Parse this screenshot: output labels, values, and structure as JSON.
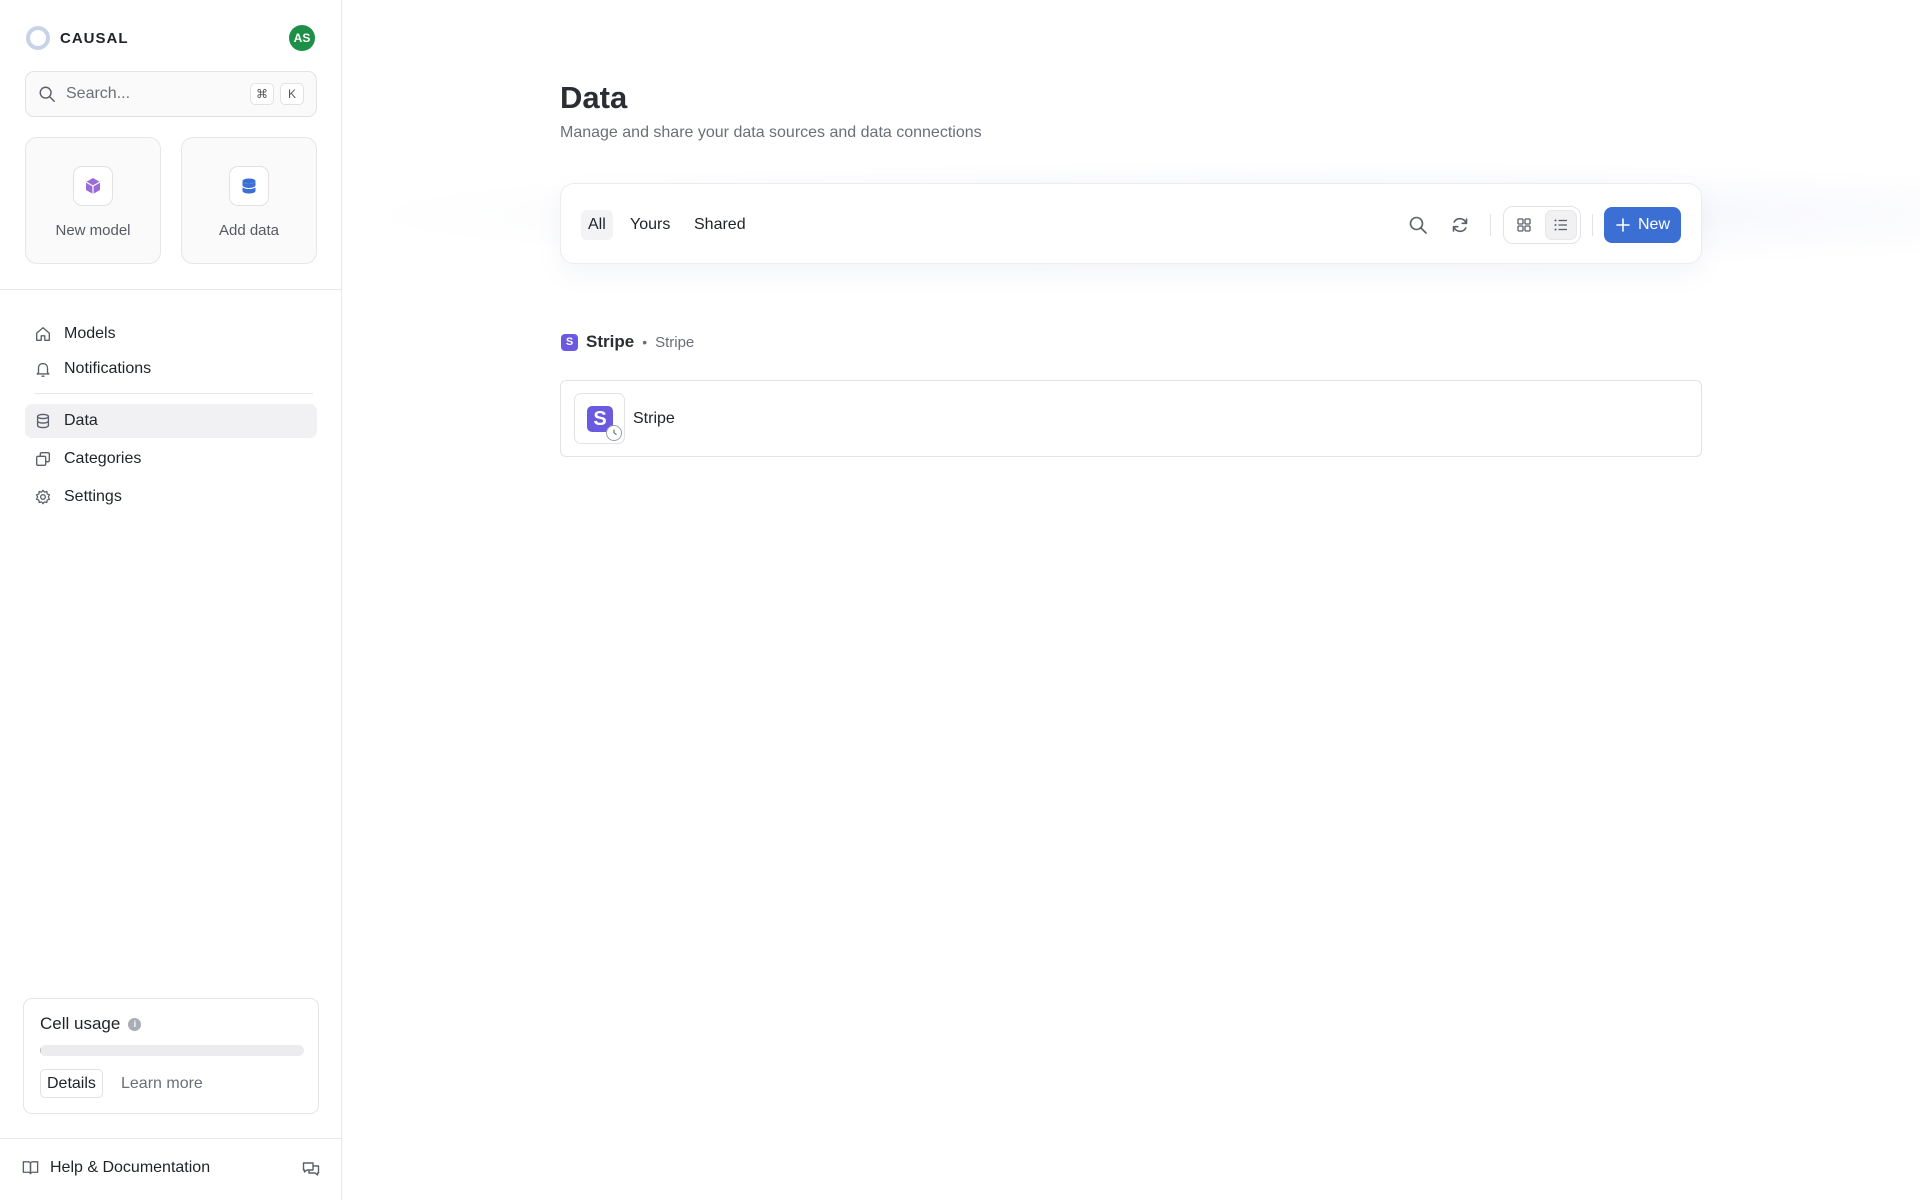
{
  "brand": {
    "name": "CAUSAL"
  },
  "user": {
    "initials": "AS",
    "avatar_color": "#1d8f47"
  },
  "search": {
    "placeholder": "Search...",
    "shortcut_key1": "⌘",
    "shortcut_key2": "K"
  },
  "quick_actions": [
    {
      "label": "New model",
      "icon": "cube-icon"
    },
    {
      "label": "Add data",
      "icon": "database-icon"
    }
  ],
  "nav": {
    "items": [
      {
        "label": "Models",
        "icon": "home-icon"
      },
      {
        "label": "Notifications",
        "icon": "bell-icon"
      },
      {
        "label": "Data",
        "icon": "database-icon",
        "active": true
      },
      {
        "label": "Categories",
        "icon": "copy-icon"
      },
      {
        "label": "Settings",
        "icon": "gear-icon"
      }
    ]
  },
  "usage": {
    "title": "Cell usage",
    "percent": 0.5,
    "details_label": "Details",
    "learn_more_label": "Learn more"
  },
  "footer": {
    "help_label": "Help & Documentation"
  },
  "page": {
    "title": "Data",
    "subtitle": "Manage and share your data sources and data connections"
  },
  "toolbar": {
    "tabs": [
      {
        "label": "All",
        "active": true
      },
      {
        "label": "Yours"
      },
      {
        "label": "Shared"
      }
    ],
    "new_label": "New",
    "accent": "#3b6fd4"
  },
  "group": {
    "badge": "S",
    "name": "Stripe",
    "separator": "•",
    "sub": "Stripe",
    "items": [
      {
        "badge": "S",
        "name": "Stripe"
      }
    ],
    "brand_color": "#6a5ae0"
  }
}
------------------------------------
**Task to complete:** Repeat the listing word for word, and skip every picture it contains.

**Result for this task:**
Parse this screenshot: output labels, values, and structure as JSON.
{
  "brand": {
    "name": "CAUSAL"
  },
  "user": {
    "initials": "AS",
    "avatar_color": "#1d8f47"
  },
  "search": {
    "placeholder": "Search...",
    "shortcut_key1": "⌘",
    "shortcut_key2": "K"
  },
  "quick_actions": [
    {
      "label": "New model",
      "icon": "cube-icon"
    },
    {
      "label": "Add data",
      "icon": "database-icon"
    }
  ],
  "nav": {
    "items": [
      {
        "label": "Models",
        "icon": "home-icon"
      },
      {
        "label": "Notifications",
        "icon": "bell-icon"
      },
      {
        "label": "Data",
        "icon": "database-icon",
        "active": true
      },
      {
        "label": "Categories",
        "icon": "copy-icon"
      },
      {
        "label": "Settings",
        "icon": "gear-icon"
      }
    ]
  },
  "usage": {
    "title": "Cell usage",
    "percent": 0.5,
    "details_label": "Details",
    "learn_more_label": "Learn more"
  },
  "footer": {
    "help_label": "Help & Documentation"
  },
  "page": {
    "title": "Data",
    "subtitle": "Manage and share your data sources and data connections"
  },
  "toolbar": {
    "tabs": [
      {
        "label": "All",
        "active": true
      },
      {
        "label": "Yours"
      },
      {
        "label": "Shared"
      }
    ],
    "new_label": "New",
    "accent": "#3b6fd4"
  },
  "group": {
    "badge": "S",
    "name": "Stripe",
    "separator": "•",
    "sub": "Stripe",
    "items": [
      {
        "badge": "S",
        "name": "Stripe"
      }
    ],
    "brand_color": "#6a5ae0"
  }
}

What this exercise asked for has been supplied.